KPLO-TV was knocked off the air on January 22, 2010 when its tower, shared with former sister station KPLO-FM, collapsed during an ice storm. .[13] Programming remained available on cable and satellite at the time.[14]

KPLO returned to the air on March 19, 2010. However, the station currently operates at reduced power, leaving Pierre without an "over the air" signal. Assurances of tower upgrades will remedy this situation but no defined completion date has been communicated publicly.

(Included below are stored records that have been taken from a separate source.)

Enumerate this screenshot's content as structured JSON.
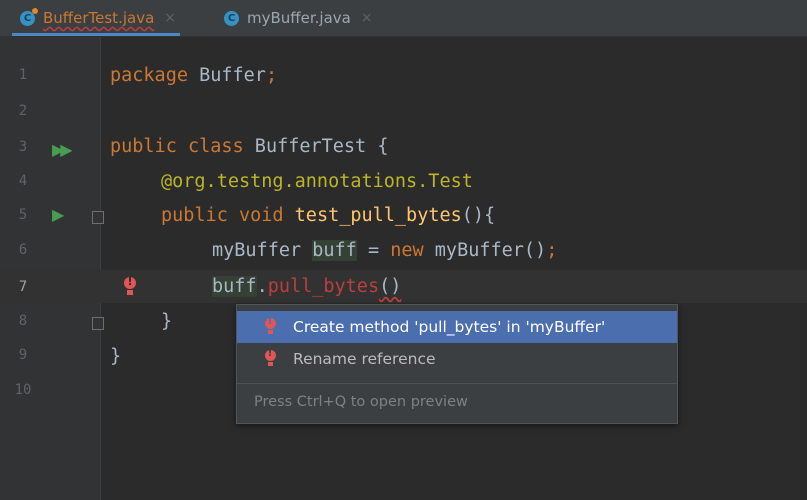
{
  "tabs": [
    {
      "label": "BufferTest.java",
      "icon": "java-class-error-icon",
      "active": true
    },
    {
      "label": "myBuffer.java",
      "icon": "java-class-icon",
      "active": false
    }
  ],
  "tab_close_glyph": "×",
  "line_numbers": [
    "1",
    "2",
    "3",
    "4",
    "5",
    "6",
    "7",
    "8",
    "9",
    "10"
  ],
  "current_line": "7",
  "code": {
    "l1": {
      "kw": "package",
      "rest": " Buffer",
      "semi": ";"
    },
    "l3": {
      "kw1": "public",
      "kw2": "class",
      "name": " BufferTest {"
    },
    "l4": {
      "ann": "@org.testng.annotations.Test"
    },
    "l5": {
      "kw1": "public",
      "kw2": "void",
      "method": "test_pull_bytes",
      "tail": "(){"
    },
    "l6": {
      "type": "myBuffer ",
      "var": "buff",
      "eq": " = ",
      "kw": "new",
      "call": " myBuffer()",
      "semi": ";"
    },
    "l7": {
      "var": "buff",
      "dot": ".",
      "method": "pull_bytes",
      "parens": "()"
    },
    "l8": {
      "brace": "}"
    },
    "l9": {
      "brace": "}"
    }
  },
  "popup": {
    "items": [
      {
        "label": "Create method 'pull_bytes' in 'myBuffer'",
        "selected": true
      },
      {
        "label": "Rename reference",
        "selected": false
      }
    ],
    "hint": "Press Ctrl+Q to open preview"
  },
  "colors": {
    "background": "#2b2b2b",
    "keyword": "#cc7832",
    "annotation": "#bbb529",
    "method_decl": "#ffc66d",
    "error": "#bc3f3c",
    "selection": "#4b6eaf"
  }
}
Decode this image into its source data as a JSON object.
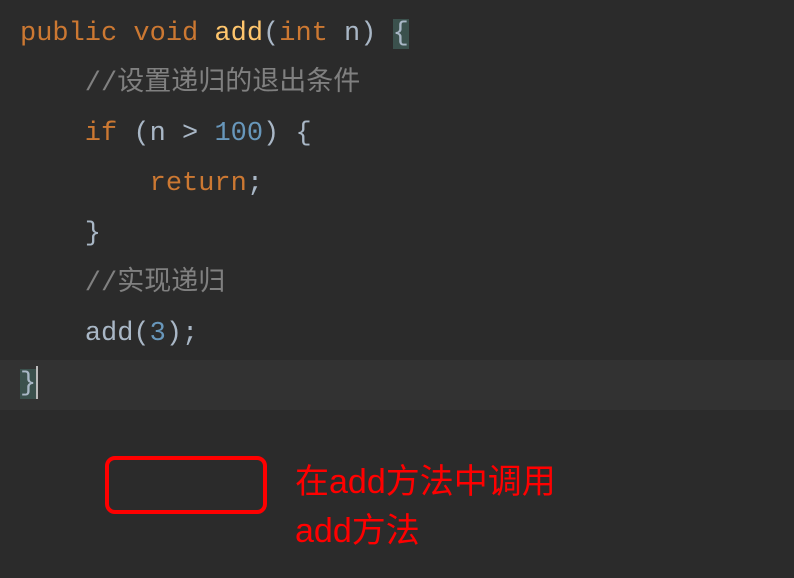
{
  "code": {
    "line1_public": "public",
    "line1_void": " void",
    "line1_method": " add",
    "line1_params": "(",
    "line1_int": "int",
    "line1_paramname": " n) ",
    "line1_brace": "{",
    "line2_comment": "    //设置递归的退出条件",
    "line3_if": "    if",
    "line3_cond": " (n > ",
    "line3_num": "100",
    "line3_end": ") {",
    "line4_return": "        return",
    "line4_semi": ";",
    "line5_close": "    }",
    "line6_blank": "",
    "line7_comment": "    //实现递归",
    "line8_indent": "    ",
    "line8_call": "add(",
    "line8_arg": "3",
    "line8_end": ");",
    "line9_brace": "}"
  },
  "annotation": {
    "text_line1": "在add方法中调用",
    "text_line2": "add方法"
  }
}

According to emails from KELO engineers, the FCC has issued a permit for a low power "channel 29" tower on the north hill in Pierre with an approximate completion by the end of December 2012, with cooperating weather and other efforts remaining favorable.

References[edit]

  1. ^ RabbitEars TV Query for KELO
  2. ^ "DTV Tentative Channel Designations for the First and the Second Rounds" (PDF). Retrieved 2012-03-24. 
  3. ^ KELO-TV Website - Our History (http://www.keloland.com/ourhistory/)
  4. ^ KELO-TV Website - Our History (http://www.keloland.com/ourhistory/)
  5. ^ KLEO-TV Website - Our History
  6. ^ KLEO-TV Website - Our History
  7. ^ Media General, Young Broadcasting To Merge, TVNewsCheck, June 6, 2013.
  8. ^ FCC Approves Media General-Young Merger Broadcasting & Cable, Retrieved 8 November, 2013
  9. ^ "Media General, Young Now Officially One". TVNewsCheck. November 12, 2013. Retrieved November 12, 2013. 
  10. ^ KELOLAND Launches HD News, Unveils Changes, KELO-TV, October 19, 2011.
  11. ^ In Sioux Falls, KELO Replaces Scripts with iPads As Part of HD Upgrade, Media Bistro, October 12, 2011.
  12. ^ a b c d Our People
  13. ^ "Extreme weather slams broadcast towers from South Dakota to California". Radio-Info.com. January 23, 2010. Retrieved January 24, 2010. 
  14. ^ "Ice Brings Down KPLO Tower". KELOLAND.com. January 22, 2010. Retrieved January 24, 2010. 

External links[edit]